- ASA (acetylsalicylic acid)
- benzodiazepines (e.g., clonazepam, diazepam, lorazepam)
- HIV protease inhibitors (e.g., atazanavir, indinavir, ritonavir, saquinavir)
- macrolide antibiotics (e.g., clarithromycin, erythromycin)
- monoamine oxidase inhibitors (MAOIs; e.g., moclobemide, phenelzine, rasagiline, selegiline, tranylcypromine)
- selective serotonin reuptake inhibitors (SSRIs; e.g., citalopram, duloxetine, fluoxetine, paroxetine, sertraline)
- tricyclic antidepressants (e.g., amitriptyline, nortriptyline)
If you are taking any of these medications, speak with your doctor or pharmacist. Depending on your specific circumstances, your doctor may want you to:
- stop taking one of the medications,
- change one of the medications to another,
- change how you are taking one or both of the medications, or
- leave everything as is.
An interaction between two medications does not always mean that you must stop taking one of them. Speak to your doctor about how any drug interactions are being managed or should be managed.

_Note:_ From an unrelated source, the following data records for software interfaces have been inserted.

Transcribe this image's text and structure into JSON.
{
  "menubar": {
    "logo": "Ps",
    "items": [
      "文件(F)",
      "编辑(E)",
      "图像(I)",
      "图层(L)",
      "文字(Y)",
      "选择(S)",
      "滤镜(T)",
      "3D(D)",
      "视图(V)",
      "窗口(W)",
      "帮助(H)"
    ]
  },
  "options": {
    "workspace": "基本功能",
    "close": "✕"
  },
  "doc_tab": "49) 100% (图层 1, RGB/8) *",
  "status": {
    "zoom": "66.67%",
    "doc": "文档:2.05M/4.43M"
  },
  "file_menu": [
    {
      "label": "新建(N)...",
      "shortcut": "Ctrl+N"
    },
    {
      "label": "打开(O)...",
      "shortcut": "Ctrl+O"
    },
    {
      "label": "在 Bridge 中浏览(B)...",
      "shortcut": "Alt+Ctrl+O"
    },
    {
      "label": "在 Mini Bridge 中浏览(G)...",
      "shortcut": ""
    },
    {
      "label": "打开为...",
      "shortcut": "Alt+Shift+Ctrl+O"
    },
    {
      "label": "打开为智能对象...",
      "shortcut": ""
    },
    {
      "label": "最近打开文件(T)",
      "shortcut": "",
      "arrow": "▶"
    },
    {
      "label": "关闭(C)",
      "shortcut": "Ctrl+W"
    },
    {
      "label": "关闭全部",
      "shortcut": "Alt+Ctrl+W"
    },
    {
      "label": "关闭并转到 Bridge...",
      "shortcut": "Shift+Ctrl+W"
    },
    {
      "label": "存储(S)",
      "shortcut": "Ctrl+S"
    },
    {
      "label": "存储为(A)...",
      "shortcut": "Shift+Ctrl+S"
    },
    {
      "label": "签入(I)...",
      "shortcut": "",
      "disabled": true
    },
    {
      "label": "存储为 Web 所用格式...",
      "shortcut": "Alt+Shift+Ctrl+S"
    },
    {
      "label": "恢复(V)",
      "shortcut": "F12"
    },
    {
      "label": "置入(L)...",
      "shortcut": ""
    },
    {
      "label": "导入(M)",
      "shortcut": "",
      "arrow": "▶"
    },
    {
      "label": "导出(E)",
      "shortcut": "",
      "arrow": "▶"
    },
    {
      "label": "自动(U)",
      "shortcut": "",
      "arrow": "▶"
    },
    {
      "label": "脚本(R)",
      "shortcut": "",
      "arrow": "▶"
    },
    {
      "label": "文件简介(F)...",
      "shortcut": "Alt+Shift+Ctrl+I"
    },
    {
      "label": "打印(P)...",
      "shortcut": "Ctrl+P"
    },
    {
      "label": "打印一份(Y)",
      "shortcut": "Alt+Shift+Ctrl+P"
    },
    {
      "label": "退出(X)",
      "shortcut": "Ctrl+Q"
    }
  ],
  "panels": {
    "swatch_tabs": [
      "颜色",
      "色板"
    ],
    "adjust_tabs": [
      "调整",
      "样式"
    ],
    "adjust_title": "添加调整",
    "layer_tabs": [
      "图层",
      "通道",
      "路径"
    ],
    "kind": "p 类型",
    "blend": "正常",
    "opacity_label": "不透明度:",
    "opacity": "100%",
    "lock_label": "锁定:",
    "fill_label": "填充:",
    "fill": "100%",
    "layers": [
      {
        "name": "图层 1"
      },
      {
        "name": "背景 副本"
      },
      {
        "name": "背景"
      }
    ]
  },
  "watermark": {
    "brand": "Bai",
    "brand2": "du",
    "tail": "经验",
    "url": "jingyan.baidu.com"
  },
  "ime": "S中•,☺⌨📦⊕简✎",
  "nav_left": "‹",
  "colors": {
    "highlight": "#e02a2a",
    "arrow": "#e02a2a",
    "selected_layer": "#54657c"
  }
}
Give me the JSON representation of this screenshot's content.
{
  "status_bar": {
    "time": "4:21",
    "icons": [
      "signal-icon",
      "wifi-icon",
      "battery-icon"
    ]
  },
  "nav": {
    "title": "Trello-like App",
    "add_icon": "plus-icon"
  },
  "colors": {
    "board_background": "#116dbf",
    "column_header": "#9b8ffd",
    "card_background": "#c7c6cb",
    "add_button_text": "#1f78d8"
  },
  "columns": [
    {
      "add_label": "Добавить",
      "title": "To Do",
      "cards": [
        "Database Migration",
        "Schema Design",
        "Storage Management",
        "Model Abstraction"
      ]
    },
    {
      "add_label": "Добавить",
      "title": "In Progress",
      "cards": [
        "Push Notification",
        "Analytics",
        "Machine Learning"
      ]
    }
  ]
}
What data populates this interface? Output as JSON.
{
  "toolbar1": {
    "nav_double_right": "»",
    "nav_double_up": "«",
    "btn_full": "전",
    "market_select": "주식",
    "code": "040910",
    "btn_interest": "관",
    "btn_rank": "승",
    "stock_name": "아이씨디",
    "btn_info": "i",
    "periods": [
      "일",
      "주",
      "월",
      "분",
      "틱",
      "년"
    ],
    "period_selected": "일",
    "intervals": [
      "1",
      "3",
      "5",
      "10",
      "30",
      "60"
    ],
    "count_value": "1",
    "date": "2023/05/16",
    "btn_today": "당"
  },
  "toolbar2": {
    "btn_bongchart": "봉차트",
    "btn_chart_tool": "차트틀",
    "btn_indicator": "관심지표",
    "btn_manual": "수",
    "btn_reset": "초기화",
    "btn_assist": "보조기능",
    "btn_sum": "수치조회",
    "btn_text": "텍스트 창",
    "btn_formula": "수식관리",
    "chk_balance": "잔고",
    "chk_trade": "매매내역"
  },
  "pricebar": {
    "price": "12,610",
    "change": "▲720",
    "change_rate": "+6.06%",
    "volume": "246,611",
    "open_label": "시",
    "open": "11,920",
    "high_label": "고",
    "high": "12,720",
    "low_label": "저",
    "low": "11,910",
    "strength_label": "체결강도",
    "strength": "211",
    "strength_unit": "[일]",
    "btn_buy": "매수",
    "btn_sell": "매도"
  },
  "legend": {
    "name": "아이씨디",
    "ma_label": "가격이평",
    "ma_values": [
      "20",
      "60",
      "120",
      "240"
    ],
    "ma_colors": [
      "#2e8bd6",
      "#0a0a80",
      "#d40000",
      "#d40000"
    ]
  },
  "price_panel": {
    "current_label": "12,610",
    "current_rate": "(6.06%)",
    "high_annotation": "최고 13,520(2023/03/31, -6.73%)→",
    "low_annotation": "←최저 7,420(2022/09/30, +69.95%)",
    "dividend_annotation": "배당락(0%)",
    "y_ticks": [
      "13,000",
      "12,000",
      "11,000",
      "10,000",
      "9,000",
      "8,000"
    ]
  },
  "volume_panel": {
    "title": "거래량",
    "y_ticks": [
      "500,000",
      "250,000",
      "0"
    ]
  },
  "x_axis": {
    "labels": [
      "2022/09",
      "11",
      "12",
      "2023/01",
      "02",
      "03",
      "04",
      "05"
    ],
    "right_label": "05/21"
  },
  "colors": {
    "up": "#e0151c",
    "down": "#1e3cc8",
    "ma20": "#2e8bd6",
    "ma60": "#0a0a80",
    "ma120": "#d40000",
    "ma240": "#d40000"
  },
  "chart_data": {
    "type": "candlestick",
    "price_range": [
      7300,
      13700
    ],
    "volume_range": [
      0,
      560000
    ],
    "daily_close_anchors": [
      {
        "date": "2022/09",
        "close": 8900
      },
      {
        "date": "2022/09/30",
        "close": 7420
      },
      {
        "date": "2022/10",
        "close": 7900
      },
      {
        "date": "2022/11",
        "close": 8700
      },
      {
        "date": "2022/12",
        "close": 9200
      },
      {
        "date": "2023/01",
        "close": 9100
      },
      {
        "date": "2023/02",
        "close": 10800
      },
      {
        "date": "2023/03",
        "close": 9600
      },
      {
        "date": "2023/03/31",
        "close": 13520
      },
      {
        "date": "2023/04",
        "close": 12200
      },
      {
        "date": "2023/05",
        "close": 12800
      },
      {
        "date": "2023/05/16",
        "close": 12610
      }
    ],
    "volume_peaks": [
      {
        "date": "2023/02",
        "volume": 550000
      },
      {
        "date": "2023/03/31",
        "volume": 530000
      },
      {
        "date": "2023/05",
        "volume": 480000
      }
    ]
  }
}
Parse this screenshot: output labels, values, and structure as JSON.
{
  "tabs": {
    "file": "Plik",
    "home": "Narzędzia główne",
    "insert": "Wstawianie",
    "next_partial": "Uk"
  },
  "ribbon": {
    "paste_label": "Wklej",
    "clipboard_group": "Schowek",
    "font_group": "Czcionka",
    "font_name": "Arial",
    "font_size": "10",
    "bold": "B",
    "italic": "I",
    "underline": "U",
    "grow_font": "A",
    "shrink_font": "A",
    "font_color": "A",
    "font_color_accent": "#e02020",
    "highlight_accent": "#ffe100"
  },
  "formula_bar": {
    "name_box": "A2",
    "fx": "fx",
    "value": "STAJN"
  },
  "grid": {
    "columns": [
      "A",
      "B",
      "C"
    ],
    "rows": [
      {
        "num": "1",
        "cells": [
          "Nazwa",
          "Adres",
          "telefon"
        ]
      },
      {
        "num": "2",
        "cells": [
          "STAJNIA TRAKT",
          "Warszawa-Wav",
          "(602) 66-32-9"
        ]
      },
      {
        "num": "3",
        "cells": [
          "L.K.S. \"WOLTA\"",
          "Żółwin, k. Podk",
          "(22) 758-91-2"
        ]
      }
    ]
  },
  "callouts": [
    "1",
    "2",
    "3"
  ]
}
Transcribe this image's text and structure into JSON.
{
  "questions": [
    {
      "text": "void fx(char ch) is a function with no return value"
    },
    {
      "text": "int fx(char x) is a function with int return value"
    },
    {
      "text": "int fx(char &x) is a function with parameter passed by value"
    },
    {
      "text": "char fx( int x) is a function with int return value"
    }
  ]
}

Medications other than those listed above may interact with this medication. Tell your doctor or prescriber about all prescription, over-the-counter (non-prescription), and herbal medications you are taking. Also tell them about any supplements you take. Since caffeine, alcohol, the nicotine from cigarettes, or street drugs can affect the action of many medications, you should let your prescriber know if you use them.